WORK TO COMPLETE: Except for the pictures, reproduce the records word for word.

EXERCISE MATERIALS:
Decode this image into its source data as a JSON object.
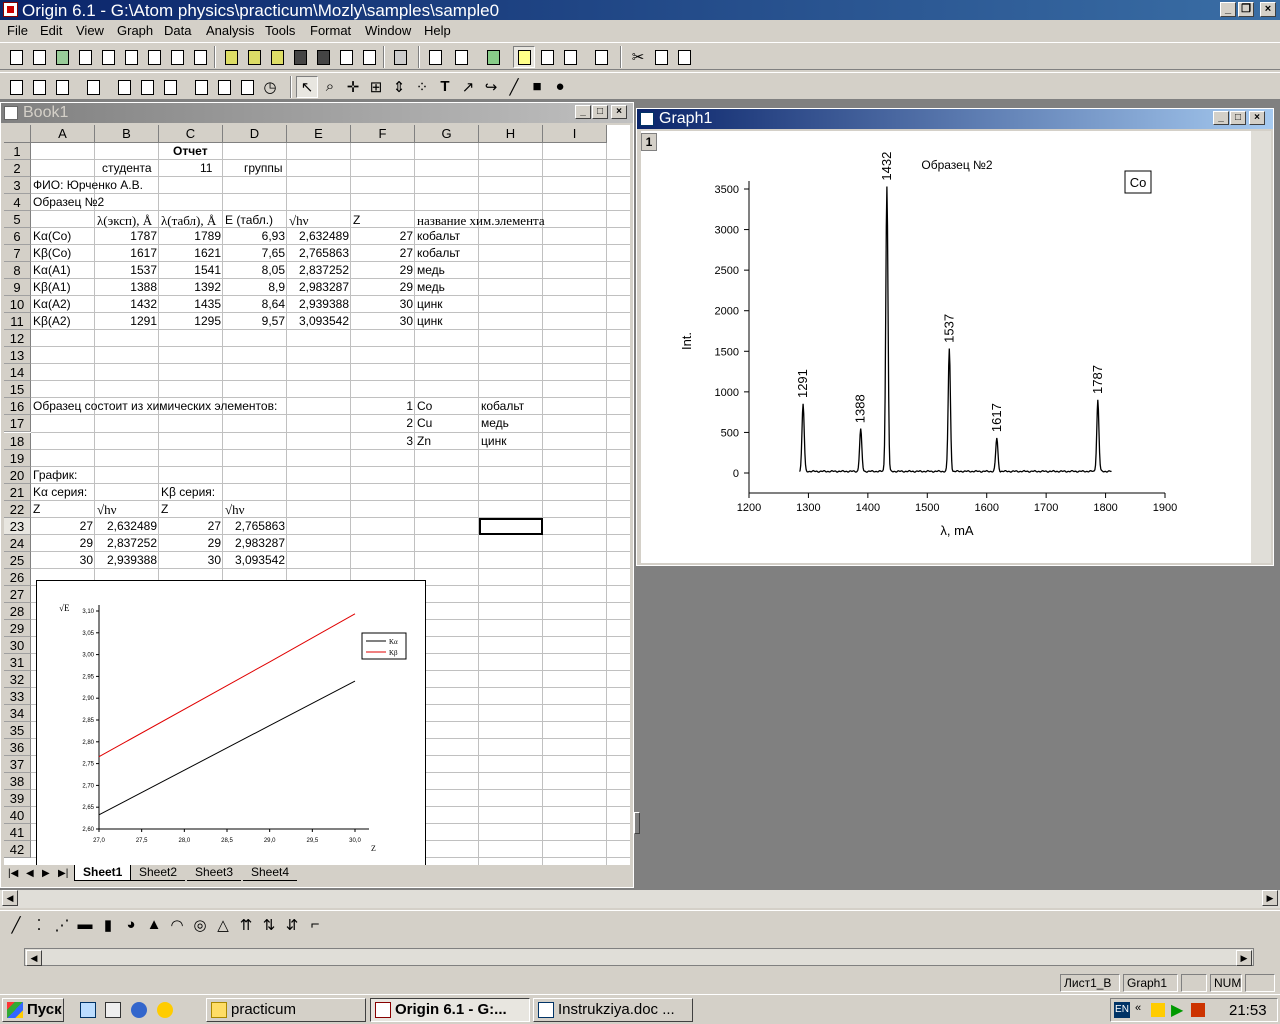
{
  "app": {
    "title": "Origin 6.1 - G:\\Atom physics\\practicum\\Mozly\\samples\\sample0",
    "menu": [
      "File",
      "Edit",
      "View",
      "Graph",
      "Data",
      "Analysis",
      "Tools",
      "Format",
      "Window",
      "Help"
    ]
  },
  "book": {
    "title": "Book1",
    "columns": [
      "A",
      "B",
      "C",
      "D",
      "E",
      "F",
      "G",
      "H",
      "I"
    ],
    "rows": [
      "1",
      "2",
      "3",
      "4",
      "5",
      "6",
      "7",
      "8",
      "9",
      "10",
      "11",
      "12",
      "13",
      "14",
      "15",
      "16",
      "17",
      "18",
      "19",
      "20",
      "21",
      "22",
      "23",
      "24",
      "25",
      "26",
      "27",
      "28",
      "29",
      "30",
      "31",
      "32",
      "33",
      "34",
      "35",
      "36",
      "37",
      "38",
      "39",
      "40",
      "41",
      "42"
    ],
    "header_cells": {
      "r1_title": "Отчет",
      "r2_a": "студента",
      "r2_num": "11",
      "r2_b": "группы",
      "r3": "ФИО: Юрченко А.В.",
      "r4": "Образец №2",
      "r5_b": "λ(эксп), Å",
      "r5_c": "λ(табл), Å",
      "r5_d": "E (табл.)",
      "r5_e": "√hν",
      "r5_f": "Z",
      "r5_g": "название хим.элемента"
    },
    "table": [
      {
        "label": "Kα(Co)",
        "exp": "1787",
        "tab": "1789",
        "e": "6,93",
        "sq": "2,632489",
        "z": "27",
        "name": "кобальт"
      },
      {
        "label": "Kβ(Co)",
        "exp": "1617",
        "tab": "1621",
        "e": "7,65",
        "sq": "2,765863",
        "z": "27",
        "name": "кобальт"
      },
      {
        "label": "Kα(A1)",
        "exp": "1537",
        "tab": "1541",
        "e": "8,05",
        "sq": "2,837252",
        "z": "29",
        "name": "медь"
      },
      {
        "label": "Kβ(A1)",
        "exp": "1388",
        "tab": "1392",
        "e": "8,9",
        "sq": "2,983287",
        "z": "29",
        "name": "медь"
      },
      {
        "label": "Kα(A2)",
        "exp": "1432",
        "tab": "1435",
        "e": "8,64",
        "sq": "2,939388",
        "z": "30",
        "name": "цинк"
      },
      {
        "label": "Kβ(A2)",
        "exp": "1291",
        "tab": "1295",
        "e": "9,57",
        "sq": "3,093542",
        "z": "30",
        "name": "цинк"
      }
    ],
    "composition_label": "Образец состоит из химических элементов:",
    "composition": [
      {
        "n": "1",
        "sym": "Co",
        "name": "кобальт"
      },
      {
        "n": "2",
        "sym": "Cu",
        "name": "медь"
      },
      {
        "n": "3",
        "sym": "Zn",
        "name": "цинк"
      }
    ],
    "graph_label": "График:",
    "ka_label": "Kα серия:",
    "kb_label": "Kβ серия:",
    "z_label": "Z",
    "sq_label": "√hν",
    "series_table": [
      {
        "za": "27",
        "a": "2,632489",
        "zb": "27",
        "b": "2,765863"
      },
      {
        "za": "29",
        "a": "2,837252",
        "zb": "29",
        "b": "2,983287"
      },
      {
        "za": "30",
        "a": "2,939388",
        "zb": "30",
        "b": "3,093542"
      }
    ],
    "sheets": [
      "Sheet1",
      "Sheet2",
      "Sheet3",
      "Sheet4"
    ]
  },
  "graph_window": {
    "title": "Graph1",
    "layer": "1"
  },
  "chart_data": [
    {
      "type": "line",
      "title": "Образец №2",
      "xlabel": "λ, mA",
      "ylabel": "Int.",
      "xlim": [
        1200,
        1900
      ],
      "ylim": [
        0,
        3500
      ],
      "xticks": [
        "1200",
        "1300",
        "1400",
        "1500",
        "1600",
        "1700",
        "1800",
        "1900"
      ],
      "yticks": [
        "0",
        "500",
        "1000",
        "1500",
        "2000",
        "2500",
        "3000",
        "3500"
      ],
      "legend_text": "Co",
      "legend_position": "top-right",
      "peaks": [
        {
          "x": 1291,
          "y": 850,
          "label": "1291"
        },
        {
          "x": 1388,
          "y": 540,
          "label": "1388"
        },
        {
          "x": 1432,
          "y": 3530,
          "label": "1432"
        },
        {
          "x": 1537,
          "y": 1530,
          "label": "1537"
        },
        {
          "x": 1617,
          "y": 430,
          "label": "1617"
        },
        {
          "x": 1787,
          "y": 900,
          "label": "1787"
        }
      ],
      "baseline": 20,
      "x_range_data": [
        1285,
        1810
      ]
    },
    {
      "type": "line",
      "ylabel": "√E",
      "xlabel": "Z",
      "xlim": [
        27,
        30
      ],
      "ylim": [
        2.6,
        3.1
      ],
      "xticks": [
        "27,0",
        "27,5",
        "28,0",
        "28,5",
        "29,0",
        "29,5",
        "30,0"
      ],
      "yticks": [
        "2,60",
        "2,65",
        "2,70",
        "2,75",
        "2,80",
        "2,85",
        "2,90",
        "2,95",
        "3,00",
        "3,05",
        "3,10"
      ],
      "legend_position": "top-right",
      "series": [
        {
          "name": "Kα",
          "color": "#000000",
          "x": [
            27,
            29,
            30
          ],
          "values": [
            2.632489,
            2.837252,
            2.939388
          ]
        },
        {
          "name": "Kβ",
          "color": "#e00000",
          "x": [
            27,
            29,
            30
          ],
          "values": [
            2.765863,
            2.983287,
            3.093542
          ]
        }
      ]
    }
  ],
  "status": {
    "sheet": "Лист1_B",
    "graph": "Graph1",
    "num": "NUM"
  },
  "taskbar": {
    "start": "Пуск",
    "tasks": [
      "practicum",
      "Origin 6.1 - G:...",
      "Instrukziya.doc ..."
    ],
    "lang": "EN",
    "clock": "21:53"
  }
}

ANSWER BOX:
Decode this image into its source data as a JSON object.
{
  "app": {
    "title": "Origin 6.1 - G:\\Atom physics\\practicum\\Mozly\\samples\\sample0",
    "menu": [
      "File",
      "Edit",
      "View",
      "Graph",
      "Data",
      "Analysis",
      "Tools",
      "Format",
      "Window",
      "Help"
    ]
  },
  "book": {
    "title": "Book1",
    "columns": [
      "A",
      "B",
      "C",
      "D",
      "E",
      "F",
      "G",
      "H",
      "I"
    ],
    "rows": [
      "1",
      "2",
      "3",
      "4",
      "5",
      "6",
      "7",
      "8",
      "9",
      "10",
      "11",
      "12",
      "13",
      "14",
      "15",
      "16",
      "17",
      "18",
      "19",
      "20",
      "21",
      "22",
      "23",
      "24",
      "25",
      "26",
      "27",
      "28",
      "29",
      "30",
      "31",
      "32",
      "33",
      "34",
      "35",
      "36",
      "37",
      "38",
      "39",
      "40",
      "41",
      "42"
    ],
    "header_cells": {
      "r1_title": "Отчет",
      "r2_a": "студента",
      "r2_num": "11",
      "r2_b": "группы",
      "r3": "ФИО: Юрченко А.В.",
      "r4": "Образец №2",
      "r5_b": "λ(эксп), Å",
      "r5_c": "λ(табл), Å",
      "r5_d": "E (табл.)",
      "r5_e": "√hν",
      "r5_f": "Z",
      "r5_g": "название хим.элемента"
    },
    "table": [
      {
        "label": "Kα(Co)",
        "exp": "1787",
        "tab": "1789",
        "e": "6,93",
        "sq": "2,632489",
        "z": "27",
        "name": "кобальт"
      },
      {
        "label": "Kβ(Co)",
        "exp": "1617",
        "tab": "1621",
        "e": "7,65",
        "sq": "2,765863",
        "z": "27",
        "name": "кобальт"
      },
      {
        "label": "Kα(A1)",
        "exp": "1537",
        "tab": "1541",
        "e": "8,05",
        "sq": "2,837252",
        "z": "29",
        "name": "медь"
      },
      {
        "label": "Kβ(A1)",
        "exp": "1388",
        "tab": "1392",
        "e": "8,9",
        "sq": "2,983287",
        "z": "29",
        "name": "медь"
      },
      {
        "label": "Kα(A2)",
        "exp": "1432",
        "tab": "1435",
        "e": "8,64",
        "sq": "2,939388",
        "z": "30",
        "name": "цинк"
      },
      {
        "label": "Kβ(A2)",
        "exp": "1291",
        "tab": "1295",
        "e": "9,57",
        "sq": "3,093542",
        "z": "30",
        "name": "цинк"
      }
    ],
    "composition_label": "Образец состоит из химических элементов:",
    "composition": [
      {
        "n": "1",
        "sym": "Co",
        "name": "кобальт"
      },
      {
        "n": "2",
        "sym": "Cu",
        "name": "медь"
      },
      {
        "n": "3",
        "sym": "Zn",
        "name": "цинк"
      }
    ],
    "graph_label": "График:",
    "ka_label": "Kα серия:",
    "kb_label": "Kβ серия:",
    "z_label": "Z",
    "sq_label": "√hν",
    "series_table": [
      {
        "za": "27",
        "a": "2,632489",
        "zb": "27",
        "b": "2,765863"
      },
      {
        "za": "29",
        "a": "2,837252",
        "zb": "29",
        "b": "2,983287"
      },
      {
        "za": "30",
        "a": "2,939388",
        "zb": "30",
        "b": "3,093542"
      }
    ],
    "sheets": [
      "Sheet1",
      "Sheet2",
      "Sheet3",
      "Sheet4"
    ]
  },
  "graph_window": {
    "title": "Graph1",
    "layer": "1"
  },
  "chart_data": [
    {
      "type": "line",
      "title": "Образец №2",
      "xlabel": "λ, mA",
      "ylabel": "Int.",
      "xlim": [
        1200,
        1900
      ],
      "ylim": [
        0,
        3500
      ],
      "xticks": [
        "1200",
        "1300",
        "1400",
        "1500",
        "1600",
        "1700",
        "1800",
        "1900"
      ],
      "yticks": [
        "0",
        "500",
        "1000",
        "1500",
        "2000",
        "2500",
        "3000",
        "3500"
      ],
      "legend_text": "Co",
      "legend_position": "top-right",
      "peaks": [
        {
          "x": 1291,
          "y": 850,
          "label": "1291"
        },
        {
          "x": 1388,
          "y": 540,
          "label": "1388"
        },
        {
          "x": 1432,
          "y": 3530,
          "label": "1432"
        },
        {
          "x": 1537,
          "y": 1530,
          "label": "1537"
        },
        {
          "x": 1617,
          "y": 430,
          "label": "1617"
        },
        {
          "x": 1787,
          "y": 900,
          "label": "1787"
        }
      ],
      "baseline": 20,
      "x_range_data": [
        1285,
        1810
      ]
    },
    {
      "type": "line",
      "ylabel": "√E",
      "xlabel": "Z",
      "xlim": [
        27,
        30
      ],
      "ylim": [
        2.6,
        3.1
      ],
      "xticks": [
        "27,0",
        "27,5",
        "28,0",
        "28,5",
        "29,0",
        "29,5",
        "30,0"
      ],
      "yticks": [
        "2,60",
        "2,65",
        "2,70",
        "2,75",
        "2,80",
        "2,85",
        "2,90",
        "2,95",
        "3,00",
        "3,05",
        "3,10"
      ],
      "legend_position": "top-right",
      "series": [
        {
          "name": "Kα",
          "color": "#000000",
          "x": [
            27,
            29,
            30
          ],
          "values": [
            2.632489,
            2.837252,
            2.939388
          ]
        },
        {
          "name": "Kβ",
          "color": "#e00000",
          "x": [
            27,
            29,
            30
          ],
          "values": [
            2.765863,
            2.983287,
            3.093542
          ]
        }
      ]
    }
  ],
  "status": {
    "sheet": "Лист1_B",
    "graph": "Graph1",
    "num": "NUM"
  },
  "taskbar": {
    "start": "Пуск",
    "tasks": [
      "practicum",
      "Origin 6.1 - G:...",
      "Instrukziya.doc ..."
    ],
    "lang": "EN",
    "clock": "21:53"
  }
}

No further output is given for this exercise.